Malware, short for malicious software, is a common method cyber criminals use to access your devices, service or network. Malware is often hidden in links or attachments, in emails or SMS, but can also be downloaded via malicious advertisements, unauthorised software installations or even infected apps.

Viruses, trojans, spyware and ransomware are all types of malware.

How they contact you

You are most likely to receive malware via email or your mobile phone.

How they contact you1 % How they contact you1 %



In person






Text message


Mobile applications




Not applicable


Social Networking




What they're after

Malware is used to gain access to your data which cybercriminals may use for financial gain. This data could be anything, such as your banking details, healthcare records, personal emails, or passwords. The possibilities of what sort of information can be compromised have become endless.

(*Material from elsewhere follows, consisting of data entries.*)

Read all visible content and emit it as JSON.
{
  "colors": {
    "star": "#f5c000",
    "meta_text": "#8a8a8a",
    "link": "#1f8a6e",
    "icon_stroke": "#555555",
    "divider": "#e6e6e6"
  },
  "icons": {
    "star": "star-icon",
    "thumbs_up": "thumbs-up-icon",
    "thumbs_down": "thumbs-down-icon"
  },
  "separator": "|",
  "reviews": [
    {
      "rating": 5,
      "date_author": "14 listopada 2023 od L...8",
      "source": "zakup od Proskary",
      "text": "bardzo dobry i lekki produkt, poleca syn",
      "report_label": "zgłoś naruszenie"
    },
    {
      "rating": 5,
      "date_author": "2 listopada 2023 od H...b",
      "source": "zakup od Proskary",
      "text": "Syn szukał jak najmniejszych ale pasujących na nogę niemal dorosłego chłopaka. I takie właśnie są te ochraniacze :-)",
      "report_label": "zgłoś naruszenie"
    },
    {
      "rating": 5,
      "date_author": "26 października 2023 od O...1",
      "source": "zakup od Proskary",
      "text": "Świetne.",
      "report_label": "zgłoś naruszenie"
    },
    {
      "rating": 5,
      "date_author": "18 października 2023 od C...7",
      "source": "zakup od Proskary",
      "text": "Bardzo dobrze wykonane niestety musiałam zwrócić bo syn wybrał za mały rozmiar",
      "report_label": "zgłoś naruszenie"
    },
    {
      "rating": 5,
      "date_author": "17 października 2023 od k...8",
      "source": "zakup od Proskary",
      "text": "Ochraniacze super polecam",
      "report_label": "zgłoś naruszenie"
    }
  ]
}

Common ways malware may be downloaded to your device

An email or text asks you to open an attachment or has a link to an internet site.

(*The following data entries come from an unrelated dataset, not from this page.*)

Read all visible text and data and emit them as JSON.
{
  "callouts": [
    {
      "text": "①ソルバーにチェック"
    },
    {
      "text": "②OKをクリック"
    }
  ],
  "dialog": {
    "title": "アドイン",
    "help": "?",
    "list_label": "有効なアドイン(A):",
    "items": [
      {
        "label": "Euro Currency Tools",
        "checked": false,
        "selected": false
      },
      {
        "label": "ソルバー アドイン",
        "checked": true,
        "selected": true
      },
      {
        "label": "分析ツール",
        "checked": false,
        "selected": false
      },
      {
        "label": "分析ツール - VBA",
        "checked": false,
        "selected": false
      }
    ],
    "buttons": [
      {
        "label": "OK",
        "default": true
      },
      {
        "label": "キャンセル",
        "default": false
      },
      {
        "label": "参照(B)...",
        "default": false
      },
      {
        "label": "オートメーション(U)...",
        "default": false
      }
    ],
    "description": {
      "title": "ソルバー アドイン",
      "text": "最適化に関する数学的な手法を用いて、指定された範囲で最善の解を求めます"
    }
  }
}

Be wary. Is it from their usual address something they would usually send, does it feel right, and does the link address look right?

An internet site offers free software, games, music, movies or videos.

Be wary. These sites may load malicious software onto your device.

Someone contacts you unexpectedly and asks you to download software or access your computer.

Do not follow their directions, download software or give someone access to your device.

Signs you may have Malware:

Your browser redirects your searches
Frequent pop-up warnings.
Your computer is slow.
Take your computer to a professional IT technician for assistance.

Signs you may have Malware

  • Your browser redirects your searches.
  • Frequent pop-up warnings.
  • Your device is slow.
  • Important information changes such as payment details or transfers to a new payee.

    Take your device to a professional IT technician for assistance.

Who should I contact and examples of malware?

Sarah received a parcel delivery notification via email. Having recently purchased several items online, she assumed it was related to one of these.

Sarah clicked on the tracking link in the email, but the page did not load. She clicked the link again but still could not get the page to load.

Sarah decided to go directly to her AustPost account to check the details and saw there was nothing listed for delivery today. She presumed the email had been sent in error.

Over the next couple of days, Sarah noticed her computer was running slower than usual, which was becoming frustrating as she had several payments she needed to make for her small business.

Shortly after, Sarah signed into online banking and found her access had been suspended. She contacted the bank and was advised by their fraud team that there was suspected malware on her device. After confirming the transactions she had performed that day, they noticed one of the payee accounts had been amended. Luckily for Sarah, the bank had stopped the processing of that payment, due to the discrepancy. Sarah followed the banks instructions to assist in removing the malware from her device.

Latest Scams

To stay in the loop, and stay protected, check out our list of the latest phishing scams impersonating Westpac.

Report a scam

If you receive any suspicious calls, emails or SMS messages, or notice unusual activity on your account, it’s important that you let us know.

Security Wellbeing Check

To help keep you up to date with the latest security features, we’ve introduced the Security Wellbeing Check. Found in the Westpac App, it checks your Westpac settings and suggests how you can improve the security of your banking facilities.

Things you should know

1. Delivery method percentages are based on the number of reports from 1 January 2020 to 31 October 2020. The data is sourced from the Australian  Competition & Consumer Commission (ACCC) scam watch website and is based on reports provided to the ACCC by web form and over the phone.

*Examples are based on one or more real scam reports received by Westpac. For privacy purposes real names have not been used.